▶ Your task:
Set down every entry word for word. Omit the pictures.

[[ Given records open ]]

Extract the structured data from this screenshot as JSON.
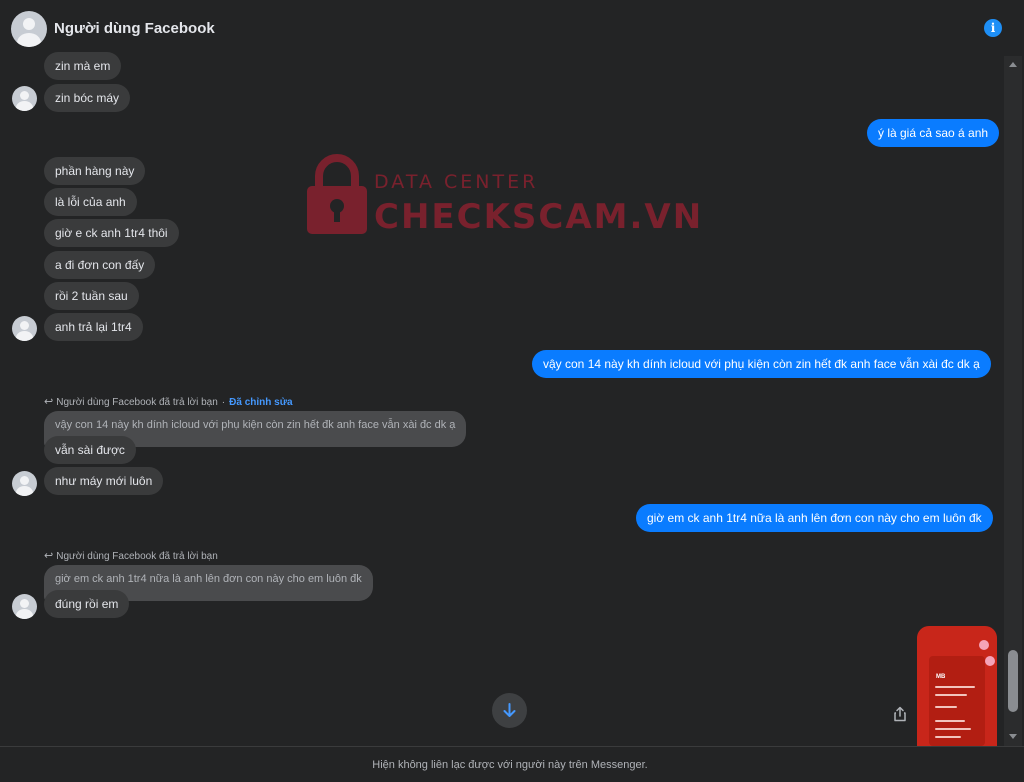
{
  "header": {
    "contact_name": "Người dùng Facebook"
  },
  "messages": {
    "m1": "zin mà em",
    "m2": "zin bóc máy",
    "m3": "ý là giá cả sao á anh",
    "m4": "phần hàng này",
    "m5": "là lỗi của anh",
    "m6": "giờ e ck anh 1tr4 thôi",
    "m7": "a đi đơn con đấy",
    "m8": "rồi 2 tuần sau",
    "m9": "anh trả lại 1tr4",
    "m10": "vậy con 14 này kh dính icloud với phụ kiện còn zin hết đk anh face vẫn xài đc dk ạ",
    "m11": "vẫn sài được",
    "m12": "như máy mới luôn",
    "m13": "giờ em ck anh 1tr4 nữa là anh lên đơn con này cho em luôn đk",
    "m14": "đúng rồi em"
  },
  "replies": {
    "r1_meta": "Người dùng Facebook đã trả lời bạn",
    "r1_edited": "Đã chỉnh sửa",
    "r1_quote": "vậy con 14 này kh dính icloud với phụ kiện còn zin hết đk anh face vẫn xài đc dk ạ",
    "r2_meta": "Người dùng Facebook đã trả lời bạn",
    "r2_quote": "giờ em ck anh 1tr4 nữa là anh lên đơn con này cho em luôn đk"
  },
  "watermark": {
    "line1": "DATA CENTER",
    "line2": "CHECKSCAM.VN"
  },
  "image_message": {
    "bank_label": "MB"
  },
  "footer": {
    "notice": "Hiện không liên lạc được với người này trên Messenger."
  },
  "colors": {
    "incoming": "#3a3b3c",
    "outgoing": "#0a7cff",
    "accent": "#1e8ff6",
    "background": "#232425"
  },
  "icons": [
    "info-icon",
    "reply-arrow-icon",
    "scroll-down-arrow-icon",
    "share-icon",
    "padlock-icon"
  ]
}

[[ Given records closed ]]

▶ Task result:
Extract the structured data from this screenshot as JSON.
{
  "header": {
    "contact_name": "Người dùng Facebook"
  },
  "messages": {
    "m1": "zin mà em",
    "m2": "zin bóc máy",
    "m3": "ý là giá cả sao á anh",
    "m4": "phần hàng này",
    "m5": "là lỗi của anh",
    "m6": "giờ e ck anh 1tr4 thôi",
    "m7": "a đi đơn con đấy",
    "m8": "rồi 2 tuần sau",
    "m9": "anh trả lại 1tr4",
    "m10": "vậy con 14 này kh dính icloud với phụ kiện còn zin hết đk anh face vẫn xài đc dk ạ",
    "m11": "vẫn sài được",
    "m12": "như máy mới luôn",
    "m13": "giờ em ck anh 1tr4 nữa là anh lên đơn con này cho em luôn đk",
    "m14": "đúng rồi em"
  },
  "replies": {
    "r1_meta": "Người dùng Facebook đã trả lời bạn",
    "r1_edited": "Đã chỉnh sửa",
    "r1_quote": "vậy con 14 này kh dính icloud với phụ kiện còn zin hết đk anh face vẫn xài đc dk ạ",
    "r2_meta": "Người dùng Facebook đã trả lời bạn",
    "r2_quote": "giờ em ck anh 1tr4 nữa là anh lên đơn con này cho em luôn đk"
  },
  "watermark": {
    "line1": "DATA CENTER",
    "line2": "CHECKSCAM.VN"
  },
  "image_message": {
    "bank_label": "MB"
  },
  "footer": {
    "notice": "Hiện không liên lạc được với người này trên Messenger."
  },
  "colors": {
    "incoming": "#3a3b3c",
    "outgoing": "#0a7cff",
    "accent": "#1e8ff6",
    "background": "#232425"
  },
  "icons": [
    "info-icon",
    "reply-arrow-icon",
    "scroll-down-arrow-icon",
    "share-icon",
    "padlock-icon"
  ]
}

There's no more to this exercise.